Each cam sprocket had a gear attached to it to drive the electrical ancillaries. The rear one drove the magneto and the front one drove the 6V dynamo. Unlike the singles, a centrifugal auto-advance mechanism was fitted to the magneto.

The transmission was pretty much identical to the singles of that model year, with a face-cam shock absorber and a chain, running in an oil bath, that drove the dry clutch. The crank-case design was the same as the singles, including the domed inspection cover for the clutch. The gearbox was a Burman CP four-speed box.

The Ariel telescopic forks provided the front suspension and the rear was either rigid or, optionally, used the Ansty link plunger spring units. The cycle parts were identical to the singles but the frame had a slight modification at the bottom of the front down-tube to give clearance for the Lucas dynamo.

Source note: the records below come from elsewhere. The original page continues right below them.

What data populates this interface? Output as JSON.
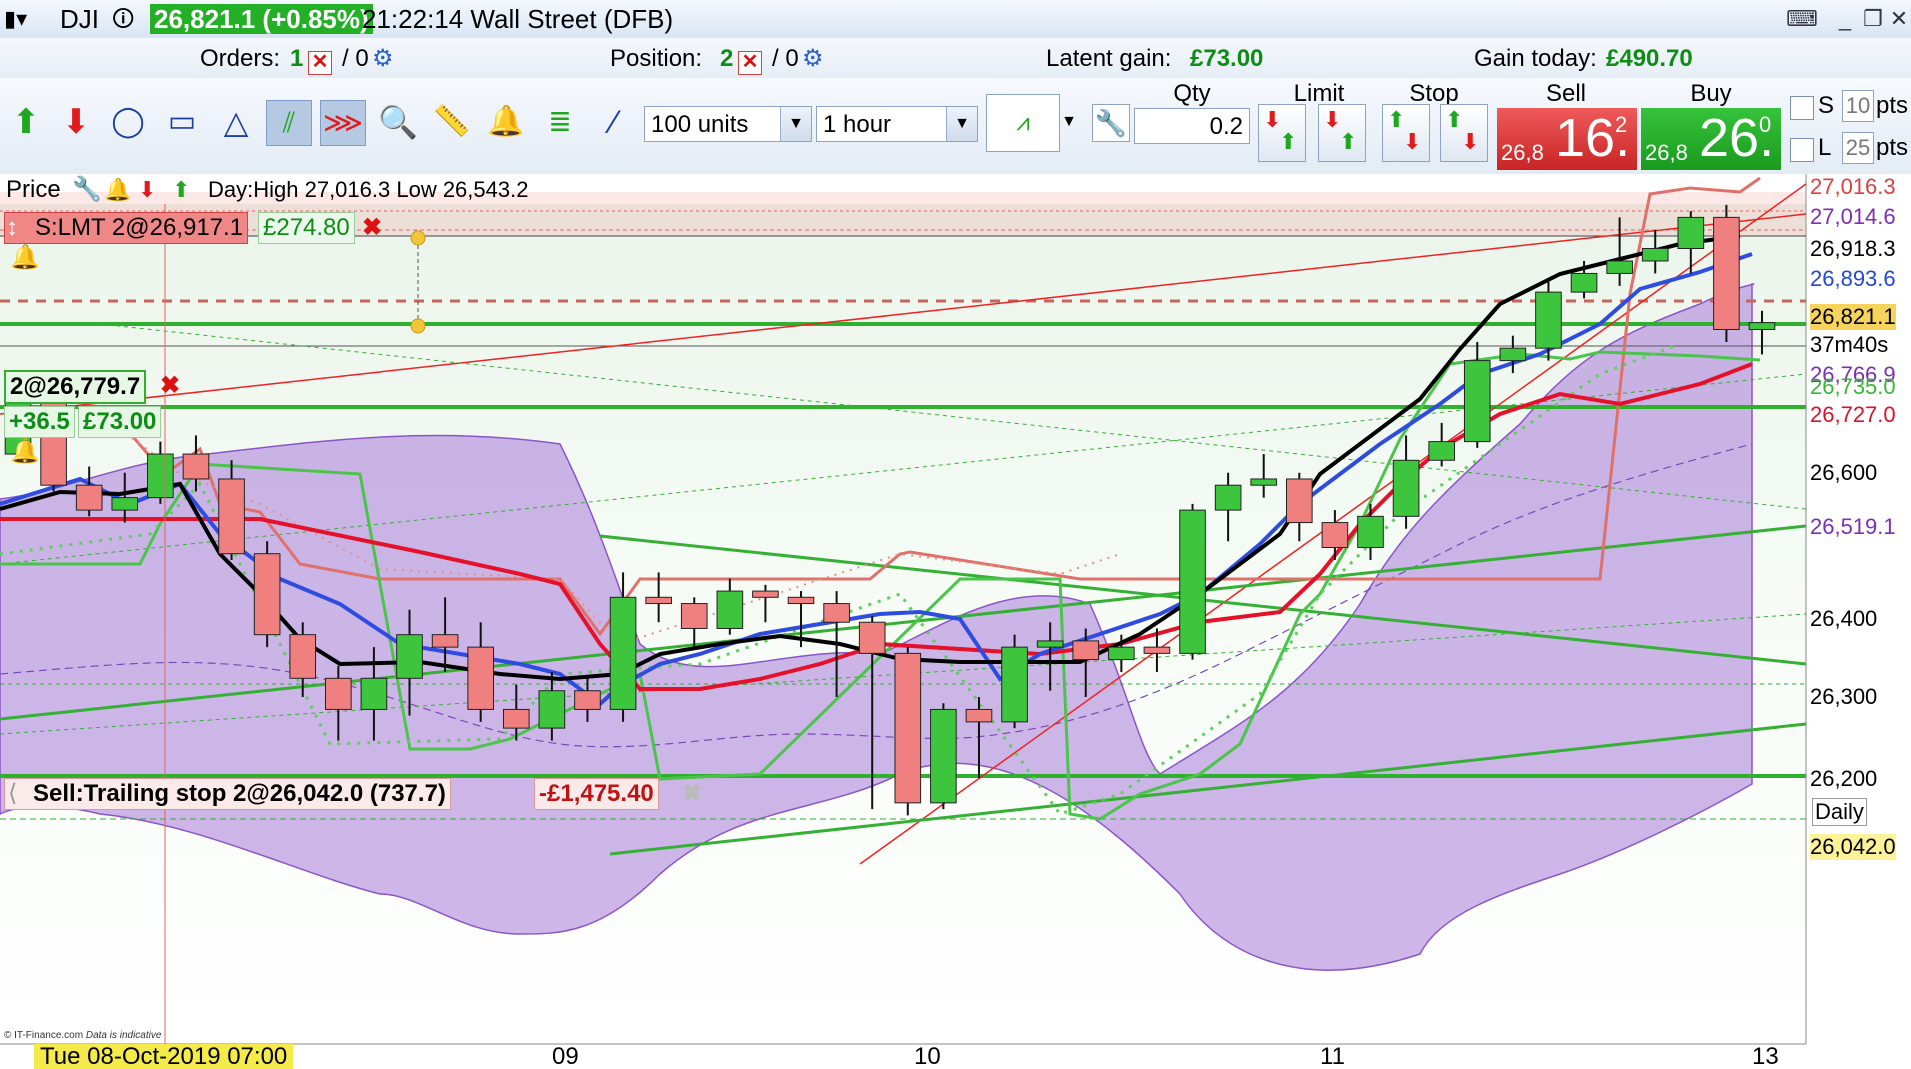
{
  "title_bar": {
    "symbol": "DJI",
    "price_change": "26,821.1 (+0.85%)",
    "clock_market": "21:22:14 Wall Street (DFB)"
  },
  "info_bar": {
    "orders_label": "Orders:",
    "orders_count": "1",
    "orders_zero": "/ 0",
    "position_label": "Position:",
    "position_count": "2",
    "position_zero": "/ 0",
    "latent_gain_label": "Latent gain:",
    "latent_gain_value": "£73.00",
    "gain_today_label": "Gain today:",
    "gain_today_value": "£490.70"
  },
  "toolbar": {
    "units_select": "100 units",
    "interval_select": "1 hour",
    "qty_header": "Qty",
    "qty_value": "0.2",
    "limit_header": "Limit",
    "stop_header": "Stop",
    "sell_header": "Sell",
    "buy_header": "Buy",
    "sell_prefix": "26,8",
    "sell_big": "16.",
    "sell_sup": "2",
    "buy_prefix": "26,8",
    "buy_big": "26.",
    "buy_sup": "0",
    "s_label": "S",
    "s_value": "10",
    "s_unit": "pts",
    "l_label": "L",
    "l_value": "25",
    "l_unit": "pts"
  },
  "chart_header": {
    "price_label": "Price",
    "day_range": "Day:High 27,016.3 Low 26,543.2"
  },
  "orders": {
    "limit_order": "S:LMT 2@26,917.1",
    "limit_gain": "£274.80",
    "position": "2@26,779.7",
    "position_pts": "+36.5",
    "position_gain": "£73.00",
    "trailing_stop": "Sell:Trailing stop 2@26,042.0 (737.7)",
    "trailing_loss": "-£1,475.40"
  },
  "price_axis": {
    "labels": [
      {
        "text": "27,016.3",
        "color": "#d94141"
      },
      {
        "text": "27,014.6",
        "color": "#7a2fb5"
      },
      {
        "text": "26,918.3",
        "color": "#000000"
      },
      {
        "text": "26,893.6",
        "color": "#2347d6"
      },
      {
        "text": "26,821.1",
        "color": "#000000"
      },
      {
        "text": "37m40s",
        "color": "#000000"
      },
      {
        "text": "26,766.9",
        "color": "#7a2fb5"
      },
      {
        "text": "26,735.0",
        "color": "#3ab53a"
      },
      {
        "text": "26,727.0",
        "color": "#d8132b"
      },
      {
        "text": "26,600",
        "color": "#000000"
      },
      {
        "text": "26,519.1",
        "color": "#7a2fb5"
      },
      {
        "text": "26,400",
        "color": "#000000"
      },
      {
        "text": "26,300",
        "color": "#000000"
      },
      {
        "text": "26,200",
        "color": "#000000"
      },
      {
        "text": "Daily",
        "color": "#000000"
      },
      {
        "text": "26,042.0",
        "color": "#000000"
      }
    ]
  },
  "time_axis": {
    "cursor_label": "Tue 08-Oct-2019 07:00",
    "labels": [
      "09",
      "10",
      "11",
      "13"
    ]
  },
  "footer": {
    "credit": "© IT-Finance.com",
    "note": "Data is indicative"
  },
  "chart_data": {
    "type": "candlestick",
    "ylim": [
      26000,
      27050
    ],
    "x_ticks": [
      "09",
      "10",
      "11",
      "13"
    ],
    "candles": [
      {
        "o": 26610,
        "c": 26700,
        "h": 26705,
        "l": 26600
      },
      {
        "o": 26700,
        "c": 26560,
        "h": 26705,
        "l": 26550
      },
      {
        "o": 26560,
        "c": 26520,
        "h": 26590,
        "l": 26510
      },
      {
        "o": 26520,
        "c": 26540,
        "h": 26580,
        "l": 26500
      },
      {
        "o": 26540,
        "c": 26610,
        "h": 26630,
        "l": 26530
      },
      {
        "o": 26610,
        "c": 26570,
        "h": 26640,
        "l": 26550
      },
      {
        "o": 26570,
        "c": 26450,
        "h": 26600,
        "l": 26440
      },
      {
        "o": 26450,
        "c": 26320,
        "h": 26470,
        "l": 26300
      },
      {
        "o": 26320,
        "c": 26250,
        "h": 26340,
        "l": 26220
      },
      {
        "o": 26250,
        "c": 26200,
        "h": 26270,
        "l": 26150
      },
      {
        "o": 26200,
        "c": 26250,
        "h": 26300,
        "l": 26150
      },
      {
        "o": 26250,
        "c": 26320,
        "h": 26360,
        "l": 26190
      },
      {
        "o": 26320,
        "c": 26300,
        "h": 26380,
        "l": 26260
      },
      {
        "o": 26300,
        "c": 26200,
        "h": 26340,
        "l": 26180
      },
      {
        "o": 26200,
        "c": 26170,
        "h": 26240,
        "l": 26150
      },
      {
        "o": 26170,
        "c": 26230,
        "h": 26260,
        "l": 26150
      },
      {
        "o": 26230,
        "c": 26200,
        "h": 26250,
        "l": 26180
      },
      {
        "o": 26200,
        "c": 26380,
        "h": 26420,
        "l": 26180
      },
      {
        "o": 26380,
        "c": 26370,
        "h": 26420,
        "l": 26340
      },
      {
        "o": 26370,
        "c": 26330,
        "h": 26380,
        "l": 26300
      },
      {
        "o": 26330,
        "c": 26390,
        "h": 26410,
        "l": 26320
      },
      {
        "o": 26390,
        "c": 26380,
        "h": 26400,
        "l": 26340
      },
      {
        "o": 26380,
        "c": 26370,
        "h": 26390,
        "l": 26300
      },
      {
        "o": 26370,
        "c": 26340,
        "h": 26390,
        "l": 26220
      },
      {
        "o": 26340,
        "c": 26290,
        "h": 26350,
        "l": 26040
      },
      {
        "o": 26290,
        "c": 26050,
        "h": 26300,
        "l": 26030
      },
      {
        "o": 26050,
        "c": 26200,
        "h": 26210,
        "l": 26040
      },
      {
        "o": 26200,
        "c": 26180,
        "h": 26220,
        "l": 26090
      },
      {
        "o": 26180,
        "c": 26300,
        "h": 26320,
        "l": 26170
      },
      {
        "o": 26300,
        "c": 26310,
        "h": 26340,
        "l": 26230
      },
      {
        "o": 26310,
        "c": 26280,
        "h": 26330,
        "l": 26220
      },
      {
        "o": 26280,
        "c": 26300,
        "h": 26320,
        "l": 26260
      },
      {
        "o": 26300,
        "c": 26290,
        "h": 26330,
        "l": 26260
      },
      {
        "o": 26290,
        "c": 26520,
        "h": 26530,
        "l": 26280
      },
      {
        "o": 26520,
        "c": 26560,
        "h": 26580,
        "l": 26470
      },
      {
        "o": 26560,
        "c": 26570,
        "h": 26610,
        "l": 26540
      },
      {
        "o": 26570,
        "c": 26500,
        "h": 26580,
        "l": 26470
      },
      {
        "o": 26500,
        "c": 26460,
        "h": 26520,
        "l": 26440
      },
      {
        "o": 26460,
        "c": 26510,
        "h": 26530,
        "l": 26440
      },
      {
        "o": 26510,
        "c": 26600,
        "h": 26640,
        "l": 26490
      },
      {
        "o": 26600,
        "c": 26630,
        "h": 26660,
        "l": 26590
      },
      {
        "o": 26630,
        "c": 26760,
        "h": 26790,
        "l": 26620
      },
      {
        "o": 26760,
        "c": 26780,
        "h": 26800,
        "l": 26740
      },
      {
        "o": 26780,
        "c": 26870,
        "h": 26890,
        "l": 26760
      },
      {
        "o": 26870,
        "c": 26900,
        "h": 26920,
        "l": 26860
      },
      {
        "o": 26900,
        "c": 26920,
        "h": 26990,
        "l": 26880
      },
      {
        "o": 26920,
        "c": 26940,
        "h": 26970,
        "l": 26900
      },
      {
        "o": 26940,
        "c": 26990,
        "h": 27000,
        "l": 26900
      },
      {
        "o": 26990,
        "c": 26810,
        "h": 27010,
        "l": 26790
      },
      {
        "o": 26810,
        "c": 26821,
        "h": 26840,
        "l": 26770
      }
    ]
  },
  "colors": {
    "bull": "#3dc63d",
    "bear": "#f08080",
    "ma_black": "#000000",
    "ma_blue": "#2f4ce0",
    "ma_red": "#e5112b",
    "band": "#9a6ad0",
    "trend_green": "#35b035"
  }
}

There were a just few minor modifications for the 1949 model year, the most obvious of which were the addition of finned exhaust clamps and a polished front brake plate. A more practical improvements were the fitting of a slightly larger and more powerful dynamo and a change to the BA gearbox, as a part of a change to the gearing.

Changes for the 1950 season mirrored the changes to the singles, including some new options, such as a “quickly detachable” rear wheel and a Burgess air filter. The twin also acquired the Lucas headlamp shell with a light switch and ammeter. For 1951, like the singles, the tank-top instrument panel disappeared and the speedometer moved to the top fork yoke.

The KG Deluxe model was dropped for 1952 so the KH Red Hunter was the sole representative of the twin range for a while. During the year, the Burman GB gearbox was substituted for the BA box. In 1953, a competition model was introduced with an all-alloy engine with iron cylinder liners. It was called the KHA. It shared a frame and cycle parts with the KH. A dual seat was offered as an option on the KHA. However, the KHA didn't last long, since it was dropped in the following year.

1954 saw a number of other changes as well. A new 650cc twin was introduced using a superficially disguised version of the popular and reliable BSA A10 engine. The new model was designated FH and named Huntmaster and shared a frame and cycle parts with the KH. The new twin rail cradle frames of both twins were equipped with the same swing arm rear suspension and dual seat as the singles. The general design of the two engines was very similar, except that the push-rods were all operated from a single can-shaft at the rear of the cylinder block and the oil pump was situated at the bottom of the timing chest and driven by a worm gear off of the crank-shaft.

The oil tank and tool box were redesigned to suit the new frame and the Burgess air filter became standard. The fuel tank acquired chrome flutes on the upper sides and a wide chrome strip adorned each lower side.

For 1955 both twins received the Amal Monoblock carburettor and some other detail changes were made. In 1956, the fully enclosed rear chain case (FERC) was offered as an option. Also in this year, the full-width hubs that the singles used were fitted to KH and FH twins, which had a similar effect on their braking efficiency. The twins were also blessed with the ugly and irritating head lamp cowl and the small instrument panel on the top fork yoke. In this year, the KH was named Fieldmaster. Like the singles, the tank was modified so that the chrome flutes became detachable so that the whole tank was painted instead of chromed.

In 1957, yet another new tank was introduced without the flutes and with the new bulbous shape and single-bolt fixing as used on the singles. Other changes were also exactly as on the singles. The KH was not listed for 1958 and so the FH became the only Ariel twin.

Other than some new colour scheme options, the FH continued through 1958 and 1959 with no further changes. It survived into 1960 but only in its US export guise as the Cyclone. This was styled to appeal to the American market but, broadly speaking, didn't.